→ WHAT TO WORK ON: Type out all the records word for word. Any pictures are to be left out.

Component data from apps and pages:

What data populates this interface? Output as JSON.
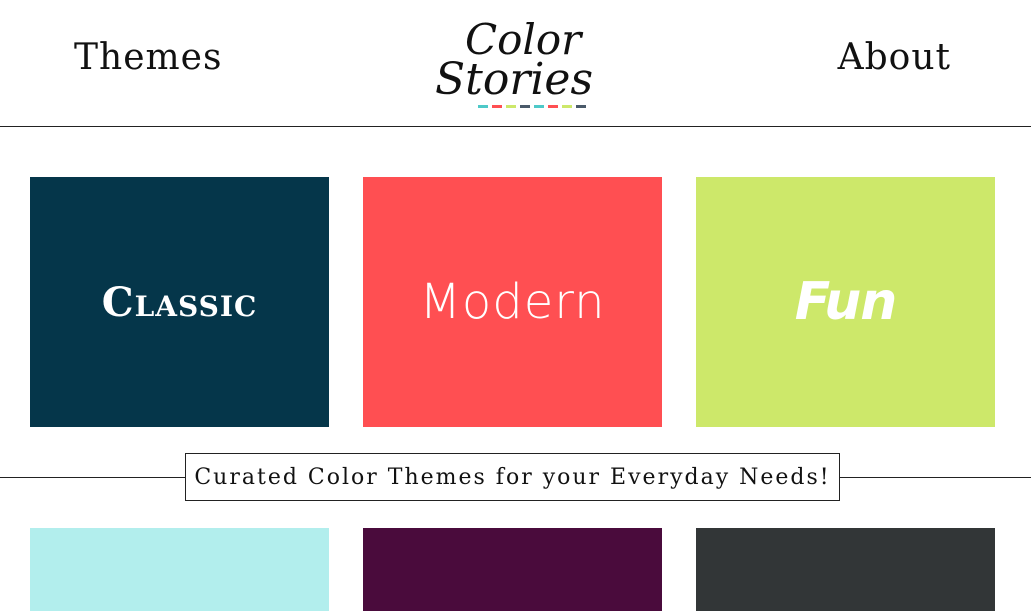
{
  "header": {
    "nav_left": "Themes",
    "nav_right": "About",
    "logo": {
      "line1": "Color",
      "line2": "Stories",
      "dash_colors": [
        "#4ec9c8",
        "#ff4f52",
        "#cde86a",
        "#4a5a6a",
        "#4ec9c8",
        "#ff4f52",
        "#cde86a",
        "#4a5a6a"
      ]
    }
  },
  "themes_row1": [
    {
      "label": "Classic",
      "color": "#05364a"
    },
    {
      "label": "Modern",
      "color": "#ff4f52"
    },
    {
      "label": "Fun",
      "color": "#cde86a"
    }
  ],
  "tagline": "Curated Color Themes for your Everyday Needs!",
  "themes_row2": [
    {
      "color": "#b2eeed"
    },
    {
      "color": "#4a0b3c"
    },
    {
      "color": "#323637"
    }
  ]
}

→ ANSWER SECTION:
What data populates this interface? Output as JSON.
{
  "header": {
    "nav_left": "Themes",
    "nav_right": "About",
    "logo": {
      "line1": "Color",
      "line2": "Stories",
      "dash_colors": [
        "#4ec9c8",
        "#ff4f52",
        "#cde86a",
        "#4a5a6a",
        "#4ec9c8",
        "#ff4f52",
        "#cde86a",
        "#4a5a6a"
      ]
    }
  },
  "themes_row1": [
    {
      "label": "Classic",
      "color": "#05364a"
    },
    {
      "label": "Modern",
      "color": "#ff4f52"
    },
    {
      "label": "Fun",
      "color": "#cde86a"
    }
  ],
  "tagline": "Curated Color Themes for your Everyday Needs!",
  "themes_row2": [
    {
      "color": "#b2eeed"
    },
    {
      "color": "#4a0b3c"
    },
    {
      "color": "#323637"
    }
  ]
}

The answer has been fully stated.